At the Wynwood Tomato Festival, owner of The Market Company Claire Tomlin couldn’t say enough good things about Tina Borek, her heirloom tomato farm, and her progressive innovations that have become an integral part of creating success for Miami’s local food market. Tina brought her tomatoes to the festival and made herself available for questions, so we didn’t hesitate to ask them.
Tina is a pioneer of Community Supported Agriculture (CSA) programs, which form a partnership between the customer and the grower directly at the food source. Individuals and families sign up, and one day a week they go to a central drop-off location to get their box of fresh produce. Whole Foods now serves as one of these locations, and Tina is responsible for the company’s participation.
After having such an encouraging experience with Tina in Wynwood, we followed up with her and her family on their own turf: Teena’s Pride heirloom tomato farm in Redland, FL.
Every first Sunday of the month from November-April, the Boreks open up their farm for a small farmers market and farm tour. They encourage people to come see where and how the produce is grown, which gives customers a real connection to their food and encourages continued support of the CSA.
Unfortunately, Tina wasn’t feeling well when we visited and had to miss the tour, but she turned us over to the very green thumbs of her son Michael. He is the third generation of his family to own the farm, now operating under the name Michael Borek Farm.
Michael skillfully guided the group through the greenhouses and fields and explained the growing processes, and how they differ from greenhouse to field. He showed us the many tomato houses, as well as myriad other vegetables and herbs, including a dozen varieties of mint. He allowed us to pick anything ripe we could find and try it for ourselves, and it was gloriously delicious.
Michael explained that the Borek Farm is not entirely organic, but they get as close as they can. A word to the wise: organic certification is not always an indication of something “better,” and sometimes can hinder the efficiency of a farming operation. According to Michael Borek, it’s easier and more practical to use organic materials and beneficial insects inside the greenhouses. “In the field we can use them as well, [but] they’re not as effective.”

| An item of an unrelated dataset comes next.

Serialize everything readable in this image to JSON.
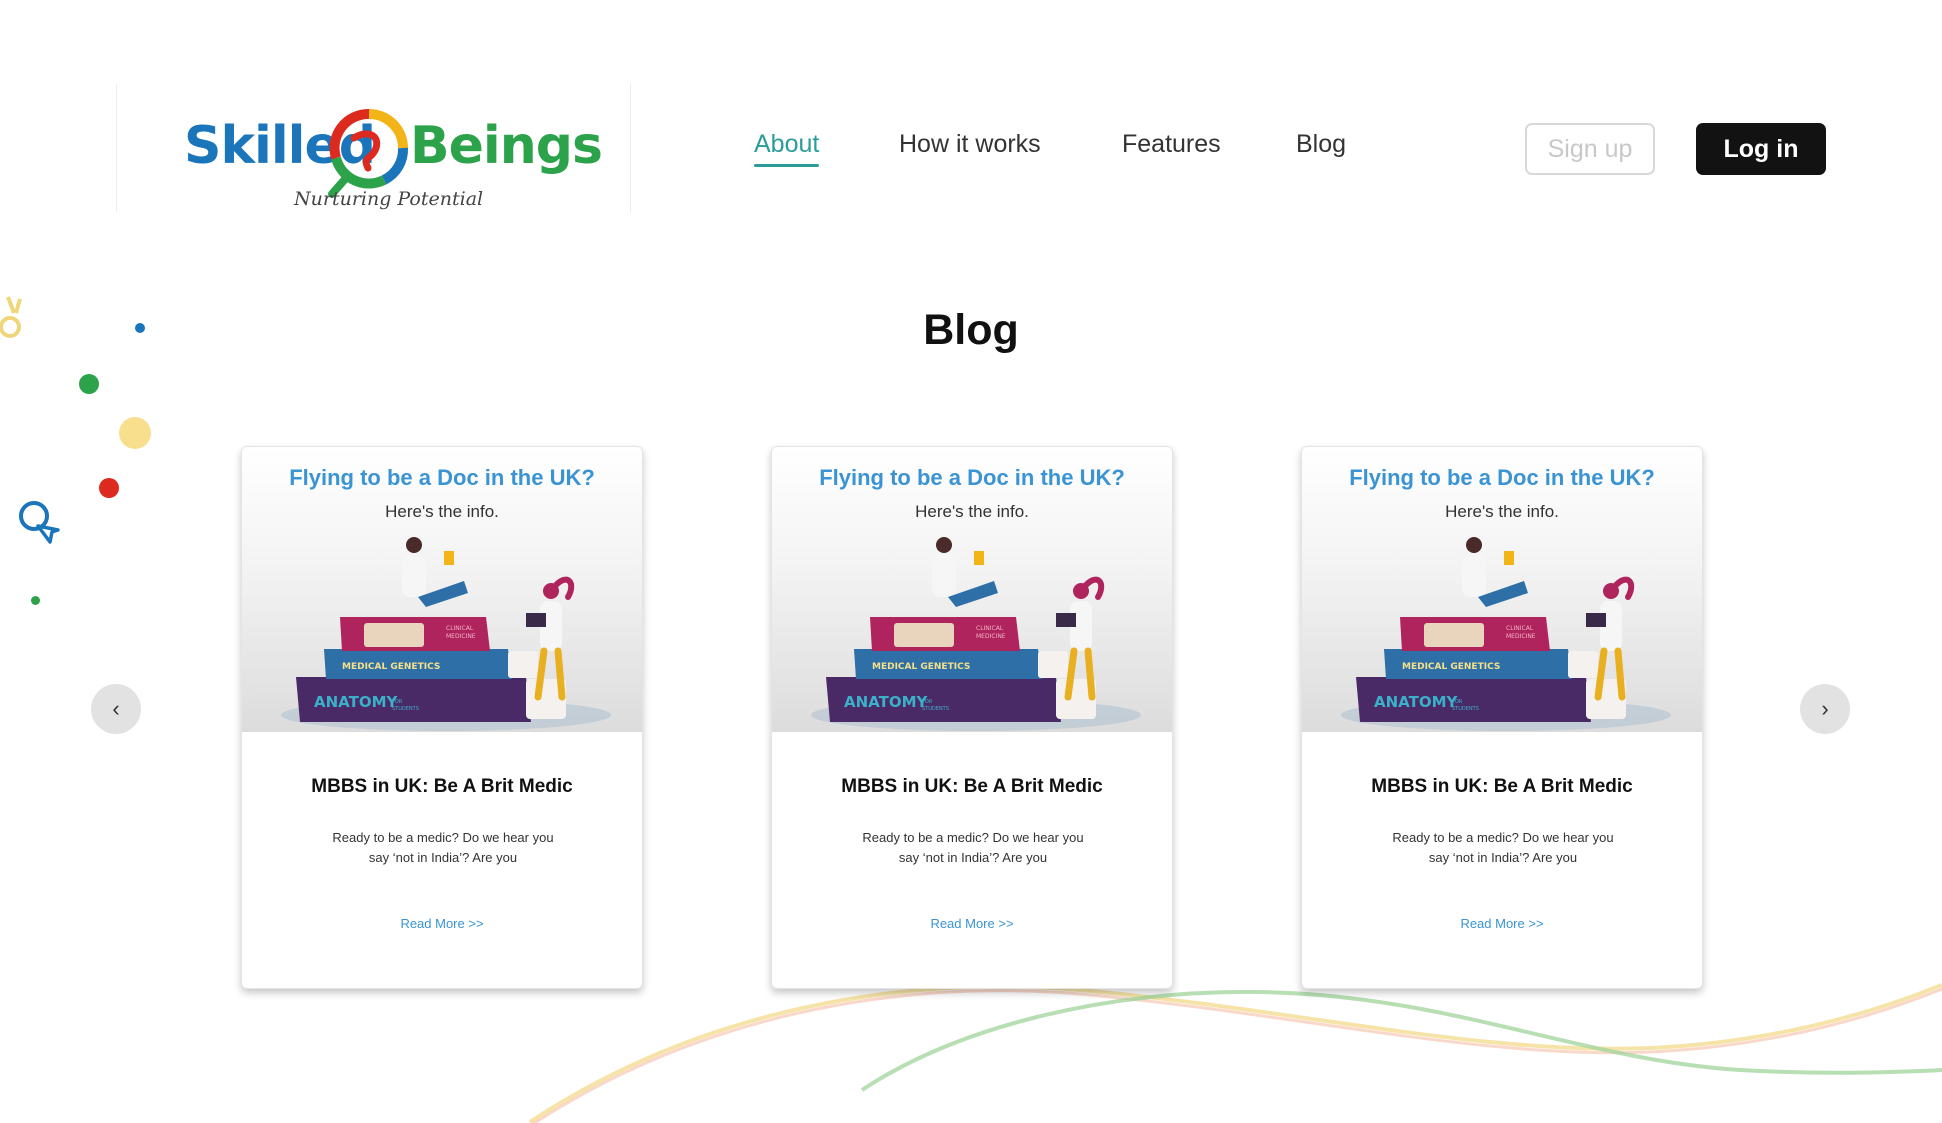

Michael Borek’s farm is a prime example of what works, and who we should be trusting to grow the food we put in our bodies. Local farmers need support in order to start gaining popularity. Farmers’ markets are a great start, but for the past few years they have really struggled with competition from Mexico, and Michael doesn’t think they’re practical for smaller farmers.
“…what I do think is that if the growers start collaborating together, that might be something that’s more practical. I’m not gonna put anything in that CSA share that I don’t know where it comes from and I don’t trust the grower. Because… the people have a lot of faith in me, I have to have faith in something that I’m buying, too.”